I encourage our customers to take full advantage of our design experience. In the course of a year, a typical manufacturing engineer will see at most a handful of new parts. Our designers will see that same number of parts in an average week, and we have the added advantage of being exposed to manufacturing processes across the entire spectrum of industry: automotive, off road equipment, medical, military, aircraft, HVAC, oil drilling, mining, aerospace, consumer products, electronics. . .and on and on. . .
With a new application, my first task is information gathering. I need complete machine, part and process information. I need to know as much as possible about the process the customer is planning for production. No detail is too insignificant to mention. I have spent many hours developing a solution for a customer only to be informed after I have a completed design, some small but crucial detail that was left out, that changes the whole direction that we must approach the project from. Examples of common variables are part material, hardness, depth of cut, surface finish required, geometric and dimensional tolerances which must be held. Also, machine features, drawbar/drawtube thread, cylinder size, and the available air or hydraulic pressure. How is the part to be loaded? What is the desired cycle time? What is the annual production quantity? Is the budget such that an off the shelf solution is required, or can we optimize the solution with a custom designed mechanism?
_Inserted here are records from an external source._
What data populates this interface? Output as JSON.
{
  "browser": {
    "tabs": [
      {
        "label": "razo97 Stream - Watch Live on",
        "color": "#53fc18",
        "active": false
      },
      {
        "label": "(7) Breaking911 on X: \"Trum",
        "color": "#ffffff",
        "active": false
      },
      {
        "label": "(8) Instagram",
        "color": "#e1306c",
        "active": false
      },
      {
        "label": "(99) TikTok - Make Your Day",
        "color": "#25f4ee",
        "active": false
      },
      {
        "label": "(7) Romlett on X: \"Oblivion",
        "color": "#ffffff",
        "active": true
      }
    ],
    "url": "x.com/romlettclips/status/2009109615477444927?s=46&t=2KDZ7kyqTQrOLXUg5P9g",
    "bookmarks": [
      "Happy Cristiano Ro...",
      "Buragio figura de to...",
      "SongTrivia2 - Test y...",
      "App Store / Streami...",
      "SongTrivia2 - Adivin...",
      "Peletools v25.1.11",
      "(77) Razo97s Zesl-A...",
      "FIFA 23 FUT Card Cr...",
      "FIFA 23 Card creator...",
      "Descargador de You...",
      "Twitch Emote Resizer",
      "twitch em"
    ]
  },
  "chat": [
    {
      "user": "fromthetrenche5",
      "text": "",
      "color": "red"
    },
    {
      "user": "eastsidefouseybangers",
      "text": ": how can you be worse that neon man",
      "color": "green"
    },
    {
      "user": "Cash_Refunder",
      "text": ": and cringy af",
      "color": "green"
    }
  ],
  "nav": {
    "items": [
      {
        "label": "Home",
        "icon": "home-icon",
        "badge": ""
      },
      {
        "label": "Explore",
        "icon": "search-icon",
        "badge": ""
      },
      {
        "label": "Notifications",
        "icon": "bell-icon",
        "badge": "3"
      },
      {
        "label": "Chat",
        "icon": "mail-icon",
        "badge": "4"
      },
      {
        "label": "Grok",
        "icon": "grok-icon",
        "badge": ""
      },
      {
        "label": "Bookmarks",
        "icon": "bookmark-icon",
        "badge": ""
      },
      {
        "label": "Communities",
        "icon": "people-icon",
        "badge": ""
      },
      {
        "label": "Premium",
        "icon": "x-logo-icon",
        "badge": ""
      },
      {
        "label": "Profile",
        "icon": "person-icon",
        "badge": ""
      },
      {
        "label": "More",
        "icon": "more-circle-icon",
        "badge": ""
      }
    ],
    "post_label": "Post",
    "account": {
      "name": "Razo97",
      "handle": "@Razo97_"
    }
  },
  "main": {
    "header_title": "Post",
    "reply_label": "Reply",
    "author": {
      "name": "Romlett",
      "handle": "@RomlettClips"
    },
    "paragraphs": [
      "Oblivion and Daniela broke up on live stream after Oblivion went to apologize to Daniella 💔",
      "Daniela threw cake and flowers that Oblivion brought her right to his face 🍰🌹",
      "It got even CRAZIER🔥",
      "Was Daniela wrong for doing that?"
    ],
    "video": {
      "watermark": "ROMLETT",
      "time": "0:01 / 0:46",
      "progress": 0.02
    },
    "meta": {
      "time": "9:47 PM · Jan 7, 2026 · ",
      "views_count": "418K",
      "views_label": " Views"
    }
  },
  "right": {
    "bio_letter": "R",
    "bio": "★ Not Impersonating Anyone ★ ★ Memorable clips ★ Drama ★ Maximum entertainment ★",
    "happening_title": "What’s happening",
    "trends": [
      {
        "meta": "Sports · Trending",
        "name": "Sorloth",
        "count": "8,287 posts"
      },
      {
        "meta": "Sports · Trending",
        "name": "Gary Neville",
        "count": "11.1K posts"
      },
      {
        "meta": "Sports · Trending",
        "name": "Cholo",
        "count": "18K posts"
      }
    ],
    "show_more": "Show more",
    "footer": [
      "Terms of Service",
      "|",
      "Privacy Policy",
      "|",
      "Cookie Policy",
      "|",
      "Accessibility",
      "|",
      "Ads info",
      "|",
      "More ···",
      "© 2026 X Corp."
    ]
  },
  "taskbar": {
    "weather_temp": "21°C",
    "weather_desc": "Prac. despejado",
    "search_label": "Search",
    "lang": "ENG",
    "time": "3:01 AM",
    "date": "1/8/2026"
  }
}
I then begin mentally comparing the requirements of this application to the tens of thousands of designs we have done in the past. In our engineering department we have in excess of 150 years of work holding design experience. We also have a computerized nomenclature system in which we have categorized most of the designs developed over more than 60 years of business into 24 different methods of actuation, 36 different families of workholding types, and 37 different special feature options that a chuck might have. By entering the relevant variables, we are able to query thousands of past designs to come up with reference projects which serve as the starting point for a new project.
Relatively often, we are given applications that don’t easily fit into past design parameters. Our customers are continually pushing the limits and expecting more from their workholding mechanisms. Customers frequently desire to increase feed rates and speeds, achieve greater accuracy, combine operations, eliminate operations, and incorporate new materials. Our team of engineers are continually pushing the boundaries of what is possible.
As a customer I encourage you to give us as much freedom as possible to solve your workholding problem. You may have used jaw chucks, or collet chucks, or diaphragm chucks for many years, and feel very comfortable with them, but there may be other mechanisms that offer advantages that you may be unfamiliar with. Give us as much information as you can about your process, and see what we come up with.
The more communication there is on a project between the designer and user, the greater the chance of success. We can be a valuable partner for manufacturing engineers across virtually every industry. Partner with us, and let us help you improve your efficiency, quality, and safety. We welcome a challenge!
David A. Stokely
Chief Designer – Speedgrip Chuck Company the